A couple years back the Harry Potter phenomenon entered our household once again as my youngest discovered the magic of Hogwarts. The “Potter fever” culminated with the purchase of an over-priced magic wand during a trip to Universal Studios.
I know what you are thinking, the youngest is usually a bit more indulged, and it was true in this case when I found out the price of the wand, and wondered if my wife wanted us to go the poor house buying souvenirs. I have to admit, I tried it a few times, especially with my own generating revenue spells like -pecunicus, denaricus, and argenticus. Well nothing happened and I was reminded of the life counsel from my Great Depression era parents – There is No Free Lunch – in the world.
Recently, a tax measure ballot initiative was presented to the council. We were asked to put on the November 2020 ballot a measure for a one cent sales tax increase. It failed by a vote of 3-1. We needed 4 votes. It was put on the council agenda after two surveys strongly showed the voters would support it. One of the surveys was done during June which was a COVID 19 high point. This measure would have addressed several revenue shortfalls the city was facing. One was for public safety; another would address delayed infrastructure repairs, and another was to address the CALPERs retirement shortfall. There were some other smaller issues but you get the idea. We are short the revenue we need. Normally, when someone hears that they like to say – well just cut the fat from fill-in-the-blank and avoid the tax increase. Like I’ve said many times, when someone offers you a simple solution to a complex problem, they are probably lacking the full story.

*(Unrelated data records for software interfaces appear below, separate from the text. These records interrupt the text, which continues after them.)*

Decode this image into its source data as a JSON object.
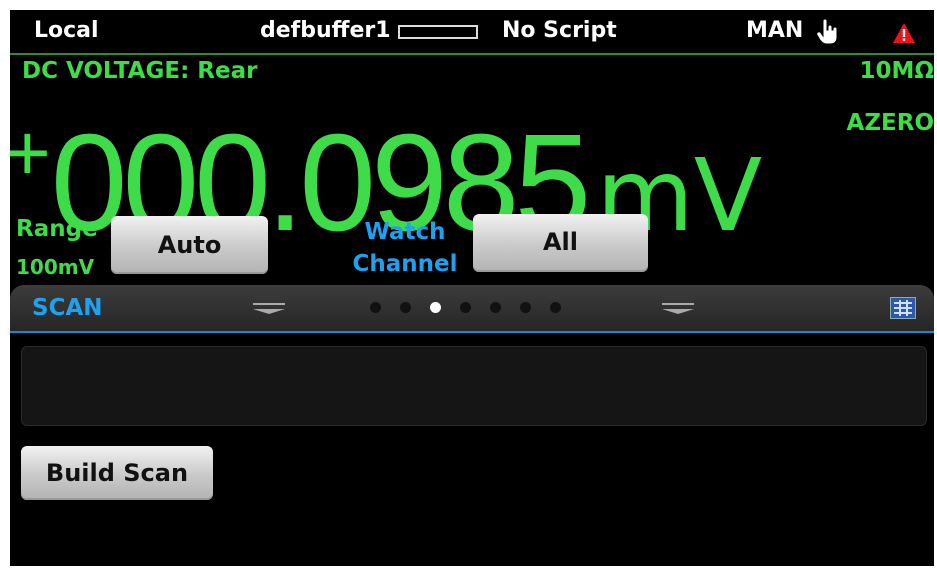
{
  "status_bar": {
    "mode": "Local",
    "buffer_name": "defbuffer1",
    "buffer_fill": 0.0,
    "script": "No Script",
    "trigger_mode": "MAN",
    "hand_icon": "hand-pointer-icon",
    "warning_icon": "warning-triangle-icon"
  },
  "measurement": {
    "function_label": "DC VOLTAGE: Rear",
    "impedance": "10MΩ",
    "sign": "+",
    "value": "000.0985",
    "unit": "mV",
    "azero": "AZERO"
  },
  "controls": {
    "range_label": "Range",
    "range_value": "100mV",
    "range_button": "Auto",
    "watch_label_line1": "Watch",
    "watch_label_line2": "Channel",
    "watch_button": "All"
  },
  "swipe": {
    "title": "SCAN",
    "page_count": 7,
    "active_page": 3,
    "grid_icon": "channel-grid-icon"
  },
  "scan": {
    "build_button": "Build Scan"
  },
  "colors": {
    "reading_green": "#3fdc4a",
    "accent_blue": "#1ea2f0",
    "background": "#000000"
  }
}
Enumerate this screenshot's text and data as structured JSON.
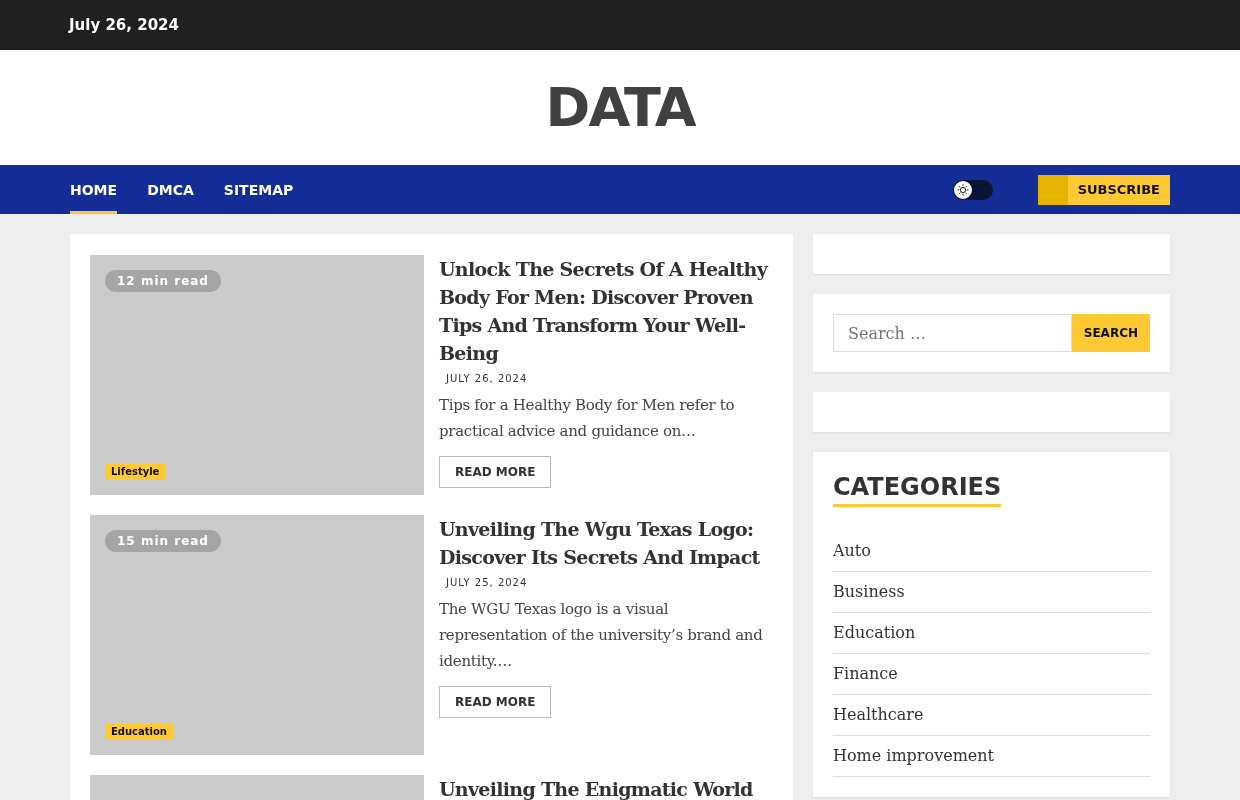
{
  "top_bar": {
    "date": "July 26, 2024"
  },
  "site_title": "DATA",
  "nav": {
    "items": [
      {
        "label": "HOME",
        "selected": true
      },
      {
        "label": "DMCA",
        "selected": false
      },
      {
        "label": "SITEMAP",
        "selected": false
      }
    ],
    "dark_mode_toggle": {
      "on": false
    },
    "subscribe_button": "SUBSCRIBE"
  },
  "articles": [
    {
      "read_time": "12 min read",
      "category": "Lifestyle",
      "title": "Unlock The Secrets Of A Healthy Body For Men: Discover Proven Tips And Transform Your Well-Being",
      "date": "JULY 26, 2024",
      "excerpt": "Tips for a Healthy Body for Men refer to practical advice and guidance on…",
      "button": "READ MORE"
    },
    {
      "read_time": "15 min read",
      "category": "Education",
      "title": "Unveiling The Wgu Texas Logo: Discover Its Secrets And Impact",
      "date": "JULY 25, 2024",
      "excerpt": "The WGU Texas logo is a visual representation of the university’s brand and identity.…",
      "button": "READ MORE"
    },
    {
      "title": "Unveiling The Enigmatic World"
    }
  ],
  "sidebar": {
    "search": {
      "placeholder": "Search …",
      "button": "SEARCH"
    },
    "categories": {
      "heading": "CATEGORIES",
      "items": [
        "Auto",
        "Business",
        "Education",
        "Finance",
        "Healthcare",
        "Home improvement"
      ]
    }
  }
}
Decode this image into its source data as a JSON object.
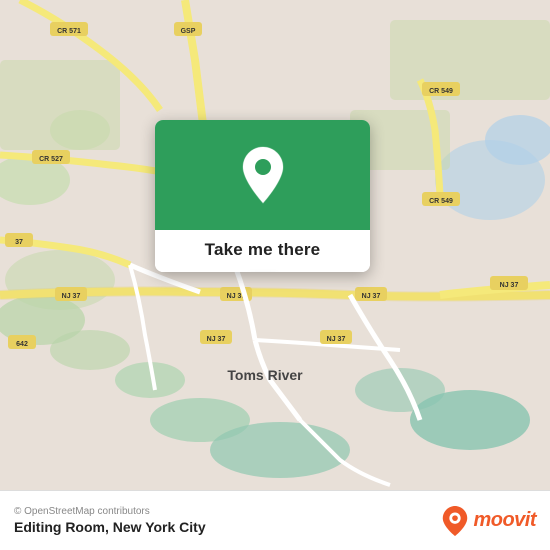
{
  "map": {
    "background_color": "#e8ead0",
    "attribution": "© OpenStreetMap contributors",
    "location": "Toms River"
  },
  "popup": {
    "button_label": "Take me there",
    "pin_color": "#ffffff"
  },
  "bottom_bar": {
    "place_name": "Editing Room, New York City",
    "moovit_text": "moovit"
  },
  "colors": {
    "green": "#2e9e5b",
    "orange": "#f05a28",
    "road_yellow": "#f5e97a",
    "road_white": "#ffffff",
    "land": "#e8e0d8",
    "water": "#c0d8e8",
    "park": "#c8ddb0"
  }
}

Well, as you might have guessed, there is no fill-in-the-blank fat to cut. The city is already operating very lean. When you look at Escondido in comparison to its San Diego County neighbor cities, one might argue too lean. And that is demonstratable. It’s not a platitude. And the one cent sales tax was not a Tax and Spend scheme. It was a long-term solution to a development strategy that did not provide for infrastructure maintenance and city services over the long haul. Many cities have things like CFDs and Mello Roos to pay for things, and don’t have to increase their sales tax to keep the ship afloat. For better or worse Escondido did not choose that route until very recently. So, as they say, it is time to pay the piper. I hate to say it but there really is no free lunch. Things cost money and if you want a certain quality of life, the money has to come from somewhere.
For the record, I don’t like to pay any more taxes than anybody else. Actually, I don’t know anybody who does. And I’m totally fine with executing the will of the voters. But until we know what the voters want, as the mayor, I will offer what I think is the best direction for the city.

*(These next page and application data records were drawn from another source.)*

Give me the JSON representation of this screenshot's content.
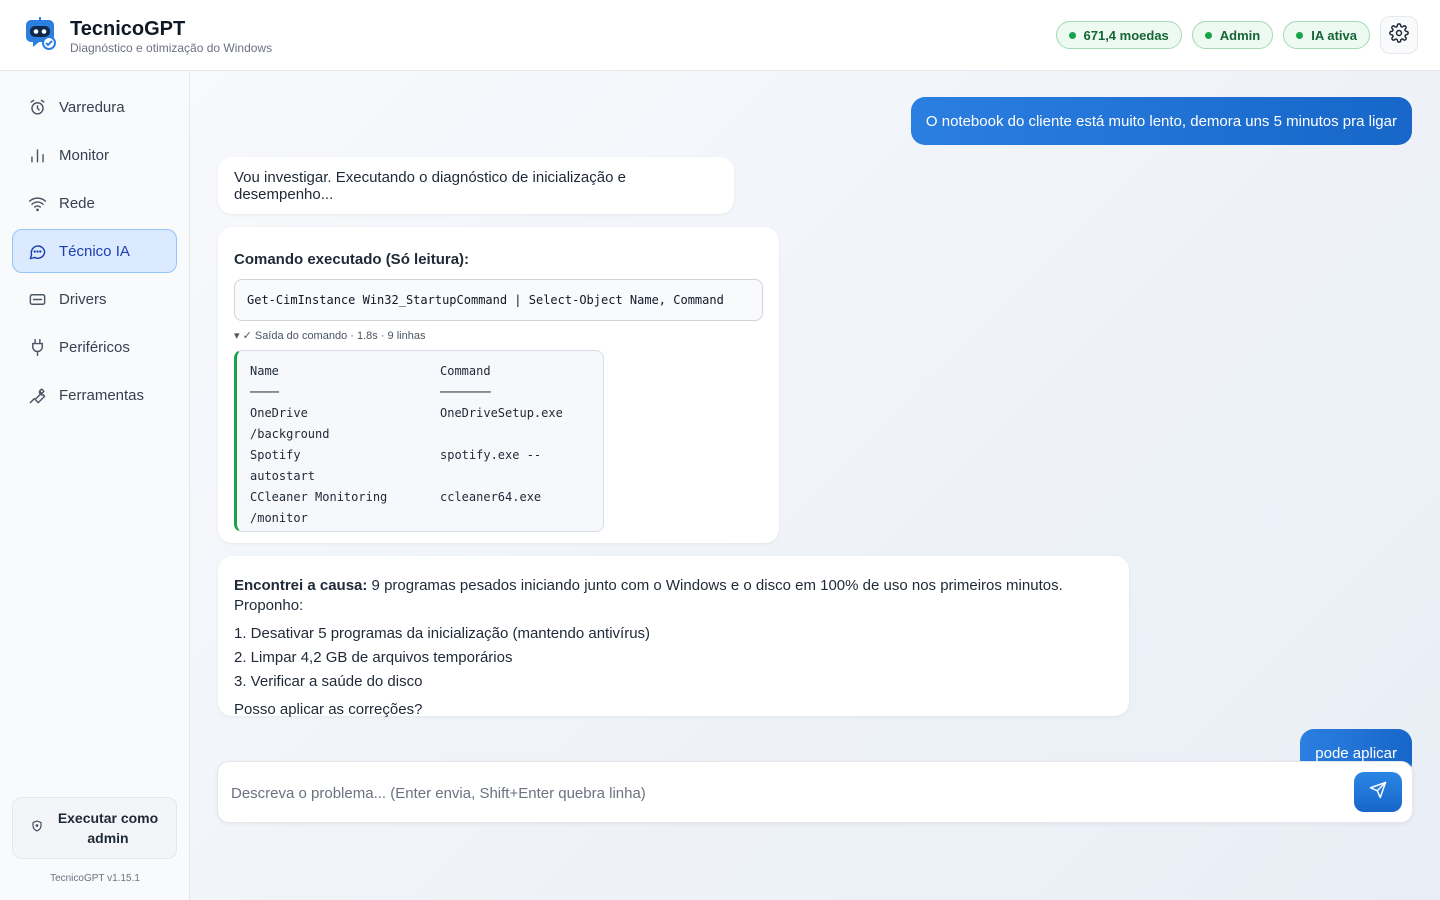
{
  "app": {
    "title": "TecnicoGPT",
    "subtitle": "Diagnóstico e otimização do Windows",
    "logo_icon": "robot-chat-icon"
  },
  "status_badges": [
    {
      "label": "671,4 moedas"
    },
    {
      "label": "Admin"
    },
    {
      "label": "IA ativa"
    }
  ],
  "colors": {
    "accent": "#1e6fd9",
    "success": "#16a34a",
    "active_nav_bg": "#dbeafe"
  },
  "sidebar": {
    "items": [
      {
        "label": "Varredura",
        "icon": "alarm-clock-icon",
        "active": false
      },
      {
        "label": "Monitor",
        "icon": "bar-chart-icon",
        "active": false
      },
      {
        "label": "Rede",
        "icon": "wifi-icon",
        "active": false
      },
      {
        "label": "Técnico IA",
        "icon": "chat-bubble-icon",
        "active": true
      },
      {
        "label": "Drivers",
        "icon": "hard-drive-icon",
        "active": false
      },
      {
        "label": "Periféricos",
        "icon": "plug-icon",
        "active": false
      },
      {
        "label": "Ferramentas",
        "icon": "wrench-icon",
        "active": false
      }
    ],
    "admin_button": "Executar como admin",
    "version": "TecnicoGPT v1.15.1"
  },
  "chat": {
    "messages": [
      {
        "role": "user",
        "text": "O notebook do cliente está muito lento, demora uns 5 minutos pra ligar"
      },
      {
        "role": "assistant",
        "text": "Vou investigar. Executando o diagnóstico de inicialização e desempenho..."
      },
      {
        "role": "assistant",
        "command_title": "Comando executado (Só leitura):",
        "command": "Get-CimInstance Win32_StartupCommand | Select-Object Name, Command",
        "output_meta": "▾ ✓ Saída do comando · 1.8s · 9 linhas",
        "output": {
          "headers": [
            "Name",
            "Command"
          ],
          "underlines": [
            "────",
            "───────"
          ],
          "rows": [
            [
              "OneDrive",
              "OneDriveSetup.exe"
            ],
            [
              "/background",
              ""
            ],
            [
              "Spotify",
              "spotify.exe --"
            ],
            [
              "autostart",
              ""
            ],
            [
              "CCleaner Monitoring",
              "ccleaner64.exe"
            ],
            [
              "/monitor",
              ""
            ]
          ]
        }
      },
      {
        "role": "assistant",
        "lead_bold": "Encontrei a causa:",
        "lead_text": " 9 programas pesados iniciando junto com o Windows e o disco em 100% de uso nos primeiros minutos. Proponho:",
        "steps": [
          "1. Desativar 5 programas da inicialização (mantendo antivírus)",
          "2. Limpar 4,2 GB de arquivos temporários",
          "3. Verificar a saúde do disco"
        ],
        "question": "Posso aplicar as correções?"
      },
      {
        "role": "user",
        "text": "pode aplicar"
      }
    ]
  },
  "composer": {
    "placeholder": "Descreva o problema... (Enter envia, Shift+Enter quebra linha)",
    "value": "",
    "send_icon": "paper-plane-icon"
  }
}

We are faced with an 18-year run where the general fund will be short $5-10 million a year and that is in today’s money. I would argue that if you are already barebones, which we are, the only thing left to make up that shortfall is to cut services and personnel. What does that mean in practical terms? As an example, when I first came aboard the city was $8 million behind in infrastructure repairs. One of the favorites is potholes. Thanks to a hard-working city staff, it was reduced to $7 million. Well that number is not going to drop with less revenue. It is going to go up. Without revenue, the city services at current levels will be reduced. And this is not a linear problem. It is exponential. It will cost a lot more to catch up than it will to maintain.

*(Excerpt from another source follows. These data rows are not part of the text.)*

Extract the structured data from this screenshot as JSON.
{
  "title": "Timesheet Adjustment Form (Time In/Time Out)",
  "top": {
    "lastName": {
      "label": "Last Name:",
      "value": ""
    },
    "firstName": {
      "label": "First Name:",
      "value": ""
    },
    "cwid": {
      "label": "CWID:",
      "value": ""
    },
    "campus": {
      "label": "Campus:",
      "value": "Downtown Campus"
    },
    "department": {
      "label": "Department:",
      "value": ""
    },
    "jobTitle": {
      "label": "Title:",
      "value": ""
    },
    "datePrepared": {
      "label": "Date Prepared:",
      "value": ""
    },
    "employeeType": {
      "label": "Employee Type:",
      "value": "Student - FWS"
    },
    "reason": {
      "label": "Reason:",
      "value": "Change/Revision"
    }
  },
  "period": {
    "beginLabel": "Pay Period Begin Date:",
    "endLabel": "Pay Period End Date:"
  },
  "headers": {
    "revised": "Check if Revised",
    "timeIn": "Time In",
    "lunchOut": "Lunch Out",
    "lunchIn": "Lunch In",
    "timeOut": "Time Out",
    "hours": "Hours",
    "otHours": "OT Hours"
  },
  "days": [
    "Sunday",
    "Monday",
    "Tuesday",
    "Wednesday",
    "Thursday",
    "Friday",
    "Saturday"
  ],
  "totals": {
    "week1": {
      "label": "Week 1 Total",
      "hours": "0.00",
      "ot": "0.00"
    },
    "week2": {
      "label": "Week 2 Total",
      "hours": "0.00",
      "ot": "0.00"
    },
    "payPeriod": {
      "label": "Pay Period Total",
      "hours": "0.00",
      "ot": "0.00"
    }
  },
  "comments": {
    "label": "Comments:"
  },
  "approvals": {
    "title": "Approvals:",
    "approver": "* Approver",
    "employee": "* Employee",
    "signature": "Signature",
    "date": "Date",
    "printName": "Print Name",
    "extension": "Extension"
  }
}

Now, one might say, I’m willing to live in a reduced budget environment, don’t increase my taxes. But we need to remember that there are second and third order effects to that decision. One of them is maintaining a city environment that would attract families to live and businesses to invest. The question for all of us is can we do that? I would argue the answer is no. As the city appearance loses some of its luster, and the services decline, it is only natural for families and businesses seeking a home to choose some other place.
As you can tell, I’m worried. This is not one of those it happens overnight things. It is one of those things that is slow and nuanced, and is noticed by the Escondidan who has been away for a while, and when they return asks what happened.
Now I want to finish with some hope. The team we have at the city staff are fighters and love this city. They will work very hard to keep the city strong. We have a lot of initiatives (irons in the fire) to increase revenue outside of a sales tax. But in candor they will take time to develop.
This ballot idea will probably come up again in two years. It is a community decision. Please let your elected officials know you want to make that decision.